- **THE TASK**
Print all of the data below exactly as it appears, leaving out every image.

- **EXERCISE MATERIALS**
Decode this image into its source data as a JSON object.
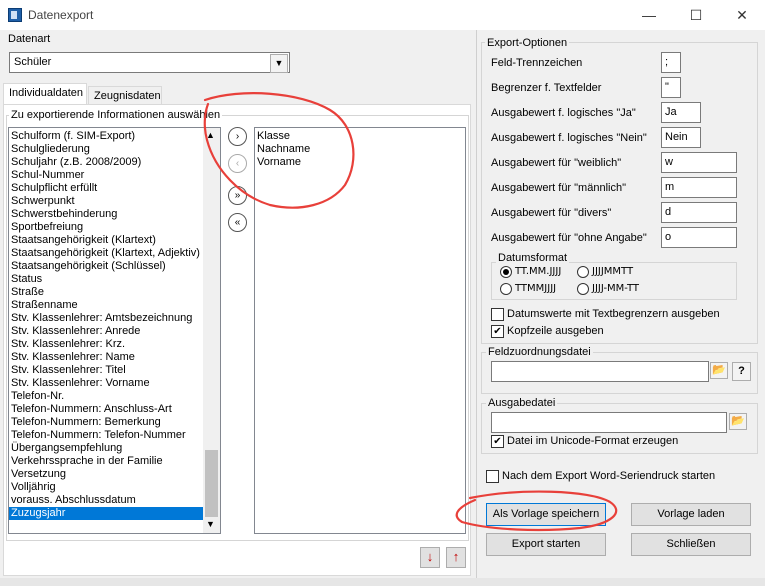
{
  "window": {
    "title": "Datenexport",
    "minimize": "—",
    "maximize": "☐",
    "close": "✕"
  },
  "datenart": {
    "label": "Datenart",
    "value": "Schüler"
  },
  "tabs": [
    {
      "label": "Individualdaten"
    },
    {
      "label": "Zeugnisdaten"
    }
  ],
  "info_group": {
    "title": "Zu exportierende Informationen auswählen"
  },
  "available_fields": [
    "Schulform (f. SIM-Export)",
    "Schulgliederung",
    "Schuljahr (z.B. 2008/2009)",
    "Schul-Nummer",
    "Schulpflicht erfüllt",
    "Schwerpunkt",
    "Schwerstbehinderung",
    "Sportbefreiung",
    "Staatsangehörigkeit (Klartext)",
    "Staatsangehörigkeit (Klartext, Adjektiv)",
    "Staatsangehörigkeit (Schlüssel)",
    "Status",
    "Straße",
    "Straßenname",
    "Stv. Klassenlehrer: Amtsbezeichnung",
    "Stv. Klassenlehrer: Anrede",
    "Stv. Klassenlehrer: Krz.",
    "Stv. Klassenlehrer: Name",
    "Stv. Klassenlehrer: Titel",
    "Stv. Klassenlehrer: Vorname",
    "Telefon-Nr.",
    "Telefon-Nummern: Anschluss-Art",
    "Telefon-Nummern: Bemerkung",
    "Telefon-Nummern: Telefon-Nummer",
    "Übergangsempfehlung",
    "Verkehrssprache in der Familie",
    "Versetzung",
    "Volljährig",
    "vorauss. Abschlussdatum",
    "Zuzugsjahr"
  ],
  "selected_field": "Zuzugsjahr",
  "chosen_fields": [
    "Klasse",
    "Nachname",
    "Vorname"
  ],
  "move_buttons": {
    "add": "›",
    "remove": "‹",
    "add_all": "»",
    "remove_all": "«"
  },
  "order_buttons": {
    "down": "↓",
    "up": "↑"
  },
  "options": {
    "title": "Export-Optionen",
    "fields": [
      {
        "label": "Feld-Trennzeichen",
        "value": ";"
      },
      {
        "label": "Begrenzer f. Textfelder",
        "value": "\""
      },
      {
        "label": "Ausgabewert f. logisches \"Ja\"",
        "value": "Ja"
      },
      {
        "label": "Ausgabewert f. logisches \"Nein\"",
        "value": "Nein"
      },
      {
        "label": "Ausgabewert für \"weiblich\"",
        "value": "w"
      },
      {
        "label": "Ausgabewert für \"männlich\"",
        "value": "m"
      },
      {
        "label": "Ausgabewert für \"divers\"",
        "value": "d"
      },
      {
        "label": "Ausgabewert für \"ohne Angabe\"",
        "value": "o"
      }
    ],
    "date_format": {
      "title": "Datumsformat",
      "options": [
        "TT.MM.JJJJ",
        "JJJJMMTT",
        "TTMMJJJJ",
        "JJJJ-MM-TT"
      ],
      "selected": "TT.MM.JJJJ"
    },
    "cb_datum": {
      "label": "Datumswerte mit Textbegrenzern ausgeben",
      "checked": false
    },
    "cb_kopf": {
      "label": "Kopfzeile ausgeben",
      "checked": true
    }
  },
  "mapping": {
    "title": "Feldzuordnungsdatei",
    "value": "",
    "help": "?"
  },
  "output": {
    "title": "Ausgabedatei",
    "value": "",
    "unicode_label": "Datei im Unicode-Format erzeugen",
    "unicode_checked": true
  },
  "word": {
    "label": "Nach dem Export Word-Seriendruck starten",
    "checked": false
  },
  "buttons": {
    "save_template": "Als Vorlage speichern",
    "load_template": "Vorlage laden",
    "start": "Export starten",
    "close": "Schließen"
  },
  "check_mark": "✔",
  "folder_icon": "📂",
  "colors": {
    "selection": "#0078d7",
    "annotation": "#e8403a"
  }
}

- **YOUR SOLUTION**
Decode this image into its source data as a JSON object.
{
  "window": {
    "title": "Datenexport",
    "minimize": "—",
    "maximize": "☐",
    "close": "✕"
  },
  "datenart": {
    "label": "Datenart",
    "value": "Schüler"
  },
  "tabs": [
    {
      "label": "Individualdaten"
    },
    {
      "label": "Zeugnisdaten"
    }
  ],
  "info_group": {
    "title": "Zu exportierende Informationen auswählen"
  },
  "available_fields": [
    "Schulform (f. SIM-Export)",
    "Schulgliederung",
    "Schuljahr (z.B. 2008/2009)",
    "Schul-Nummer",
    "Schulpflicht erfüllt",
    "Schwerpunkt",
    "Schwerstbehinderung",
    "Sportbefreiung",
    "Staatsangehörigkeit (Klartext)",
    "Staatsangehörigkeit (Klartext, Adjektiv)",
    "Staatsangehörigkeit (Schlüssel)",
    "Status",
    "Straße",
    "Straßenname",
    "Stv. Klassenlehrer: Amtsbezeichnung",
    "Stv. Klassenlehrer: Anrede",
    "Stv. Klassenlehrer: Krz.",
    "Stv. Klassenlehrer: Name",
    "Stv. Klassenlehrer: Titel",
    "Stv. Klassenlehrer: Vorname",
    "Telefon-Nr.",
    "Telefon-Nummern: Anschluss-Art",
    "Telefon-Nummern: Bemerkung",
    "Telefon-Nummern: Telefon-Nummer",
    "Übergangsempfehlung",
    "Verkehrssprache in der Familie",
    "Versetzung",
    "Volljährig",
    "vorauss. Abschlussdatum",
    "Zuzugsjahr"
  ],
  "selected_field": "Zuzugsjahr",
  "chosen_fields": [
    "Klasse",
    "Nachname",
    "Vorname"
  ],
  "move_buttons": {
    "add": "›",
    "remove": "‹",
    "add_all": "»",
    "remove_all": "«"
  },
  "order_buttons": {
    "down": "↓",
    "up": "↑"
  },
  "options": {
    "title": "Export-Optionen",
    "fields": [
      {
        "label": "Feld-Trennzeichen",
        "value": ";"
      },
      {
        "label": "Begrenzer f. Textfelder",
        "value": "\""
      },
      {
        "label": "Ausgabewert f. logisches \"Ja\"",
        "value": "Ja"
      },
      {
        "label": "Ausgabewert f. logisches \"Nein\"",
        "value": "Nein"
      },
      {
        "label": "Ausgabewert für \"weiblich\"",
        "value": "w"
      },
      {
        "label": "Ausgabewert für \"männlich\"",
        "value": "m"
      },
      {
        "label": "Ausgabewert für \"divers\"",
        "value": "d"
      },
      {
        "label": "Ausgabewert für \"ohne Angabe\"",
        "value": "o"
      }
    ],
    "date_format": {
      "title": "Datumsformat",
      "options": [
        "TT.MM.JJJJ",
        "JJJJMMTT",
        "TTMMJJJJ",
        "JJJJ-MM-TT"
      ],
      "selected": "TT.MM.JJJJ"
    },
    "cb_datum": {
      "label": "Datumswerte mit Textbegrenzern ausgeben",
      "checked": false
    },
    "cb_kopf": {
      "label": "Kopfzeile ausgeben",
      "checked": true
    }
  },
  "mapping": {
    "title": "Feldzuordnungsdatei",
    "value": "",
    "help": "?"
  },
  "output": {
    "title": "Ausgabedatei",
    "value": "",
    "unicode_label": "Datei im Unicode-Format erzeugen",
    "unicode_checked": true
  },
  "word": {
    "label": "Nach dem Export Word-Seriendruck starten",
    "checked": false
  },
  "buttons": {
    "save_template": "Als Vorlage speichern",
    "load_template": "Vorlage laden",
    "start": "Export starten",
    "close": "Schließen"
  },
  "check_mark": "✔",
  "folder_icon": "📂",
  "colors": {
    "selection": "#0078d7",
    "annotation": "#e8403a"
  }
}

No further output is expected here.